[[ TASK INPUT, beginning ]]

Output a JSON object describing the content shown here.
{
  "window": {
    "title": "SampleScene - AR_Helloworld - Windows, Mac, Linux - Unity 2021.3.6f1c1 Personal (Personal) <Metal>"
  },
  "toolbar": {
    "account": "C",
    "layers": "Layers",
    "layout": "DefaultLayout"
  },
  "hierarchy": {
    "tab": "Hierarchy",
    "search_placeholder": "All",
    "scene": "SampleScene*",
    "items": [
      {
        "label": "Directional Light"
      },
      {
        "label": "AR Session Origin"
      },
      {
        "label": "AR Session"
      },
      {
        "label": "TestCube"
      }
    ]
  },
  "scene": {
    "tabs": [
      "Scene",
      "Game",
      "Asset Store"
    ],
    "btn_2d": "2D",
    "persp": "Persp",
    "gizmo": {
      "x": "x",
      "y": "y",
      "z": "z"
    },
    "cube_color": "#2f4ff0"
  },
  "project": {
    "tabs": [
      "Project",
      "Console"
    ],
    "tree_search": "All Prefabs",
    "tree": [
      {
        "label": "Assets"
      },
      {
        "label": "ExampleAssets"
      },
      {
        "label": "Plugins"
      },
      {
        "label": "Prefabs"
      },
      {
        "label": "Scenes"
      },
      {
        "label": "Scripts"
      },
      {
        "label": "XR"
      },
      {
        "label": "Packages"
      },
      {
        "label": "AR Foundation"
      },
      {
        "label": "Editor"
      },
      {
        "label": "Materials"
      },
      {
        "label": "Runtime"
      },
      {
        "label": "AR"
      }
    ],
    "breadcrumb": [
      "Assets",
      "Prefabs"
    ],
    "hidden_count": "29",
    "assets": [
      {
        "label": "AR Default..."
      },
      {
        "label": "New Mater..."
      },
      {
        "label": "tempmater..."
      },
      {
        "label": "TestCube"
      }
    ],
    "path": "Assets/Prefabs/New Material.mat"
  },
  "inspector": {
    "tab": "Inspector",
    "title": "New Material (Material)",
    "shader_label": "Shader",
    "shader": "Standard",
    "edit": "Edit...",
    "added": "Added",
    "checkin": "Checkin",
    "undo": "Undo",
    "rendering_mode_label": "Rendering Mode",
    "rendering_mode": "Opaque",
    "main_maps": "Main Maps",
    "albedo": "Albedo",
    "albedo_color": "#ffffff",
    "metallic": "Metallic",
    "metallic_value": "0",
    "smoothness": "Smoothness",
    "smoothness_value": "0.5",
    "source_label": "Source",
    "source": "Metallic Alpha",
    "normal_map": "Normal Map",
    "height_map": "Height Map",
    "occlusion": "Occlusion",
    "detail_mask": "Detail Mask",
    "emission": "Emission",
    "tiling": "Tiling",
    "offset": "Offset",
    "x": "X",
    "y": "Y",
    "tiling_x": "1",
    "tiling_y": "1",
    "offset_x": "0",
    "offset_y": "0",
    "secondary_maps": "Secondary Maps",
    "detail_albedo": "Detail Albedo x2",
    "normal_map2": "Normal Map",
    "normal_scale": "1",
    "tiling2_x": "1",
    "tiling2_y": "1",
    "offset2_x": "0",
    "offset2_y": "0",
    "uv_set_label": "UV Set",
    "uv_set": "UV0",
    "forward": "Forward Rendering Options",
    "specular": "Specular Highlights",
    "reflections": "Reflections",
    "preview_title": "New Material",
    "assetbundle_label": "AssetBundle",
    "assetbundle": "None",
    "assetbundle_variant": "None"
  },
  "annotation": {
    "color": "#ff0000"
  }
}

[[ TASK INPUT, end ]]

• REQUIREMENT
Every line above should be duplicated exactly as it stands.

• ANSWER BOX
Output a JSON object describing the content shown here.
{
  "window": {
    "title": "SampleScene - AR_Helloworld - Windows, Mac, Linux - Unity 2021.3.6f1c1 Personal (Personal) <Metal>"
  },
  "toolbar": {
    "account": "C",
    "layers": "Layers",
    "layout": "DefaultLayout"
  },
  "hierarchy": {
    "tab": "Hierarchy",
    "search_placeholder": "All",
    "scene": "SampleScene*",
    "items": [
      {
        "label": "Directional Light"
      },
      {
        "label": "AR Session Origin"
      },
      {
        "label": "AR Session"
      },
      {
        "label": "TestCube"
      }
    ]
  },
  "scene": {
    "tabs": [
      "Scene",
      "Game",
      "Asset Store"
    ],
    "btn_2d": "2D",
    "persp": "Persp",
    "gizmo": {
      "x": "x",
      "y": "y",
      "z": "z"
    },
    "cube_color": "#2f4ff0"
  },
  "project": {
    "tabs": [
      "Project",
      "Console"
    ],
    "tree_search": "All Prefabs",
    "tree": [
      {
        "label": "Assets"
      },
      {
        "label": "ExampleAssets"
      },
      {
        "label": "Plugins"
      },
      {
        "label": "Prefabs"
      },
      {
        "label": "Scenes"
      },
      {
        "label": "Scripts"
      },
      {
        "label": "XR"
      },
      {
        "label": "Packages"
      },
      {
        "label": "AR Foundation"
      },
      {
        "label": "Editor"
      },
      {
        "label": "Materials"
      },
      {
        "label": "Runtime"
      },
      {
        "label": "AR"
      }
    ],
    "breadcrumb": [
      "Assets",
      "Prefabs"
    ],
    "hidden_count": "29",
    "assets": [
      {
        "label": "AR Default..."
      },
      {
        "label": "New Mater..."
      },
      {
        "label": "tempmater..."
      },
      {
        "label": "TestCube"
      }
    ],
    "path": "Assets/Prefabs/New Material.mat"
  },
  "inspector": {
    "tab": "Inspector",
    "title": "New Material (Material)",
    "shader_label": "Shader",
    "shader": "Standard",
    "edit": "Edit...",
    "added": "Added",
    "checkin": "Checkin",
    "undo": "Undo",
    "rendering_mode_label": "Rendering Mode",
    "rendering_mode": "Opaque",
    "main_maps": "Main Maps",
    "albedo": "Albedo",
    "albedo_color": "#ffffff",
    "metallic": "Metallic",
    "metallic_value": "0",
    "smoothness": "Smoothness",
    "smoothness_value": "0.5",
    "source_label": "Source",
    "source": "Metallic Alpha",
    "normal_map": "Normal Map",
    "height_map": "Height Map",
    "occlusion": "Occlusion",
    "detail_mask": "Detail Mask",
    "emission": "Emission",
    "tiling": "Tiling",
    "offset": "Offset",
    "x": "X",
    "y": "Y",
    "tiling_x": "1",
    "tiling_y": "1",
    "offset_x": "0",
    "offset_y": "0",
    "secondary_maps": "Secondary Maps",
    "detail_albedo": "Detail Albedo x2",
    "normal_map2": "Normal Map",
    "normal_scale": "1",
    "tiling2_x": "1",
    "tiling2_y": "1",
    "offset2_x": "0",
    "offset2_y": "0",
    "uv_set_label": "UV Set",
    "uv_set": "UV0",
    "forward": "Forward Rendering Options",
    "specular": "Specular Highlights",
    "reflections": "Reflections",
    "preview_title": "New Material",
    "assetbundle_label": "AssetBundle",
    "assetbundle": "None",
    "assetbundle_variant": "None"
  },
  "annotation": {
    "color": "#ff0000"
  }
}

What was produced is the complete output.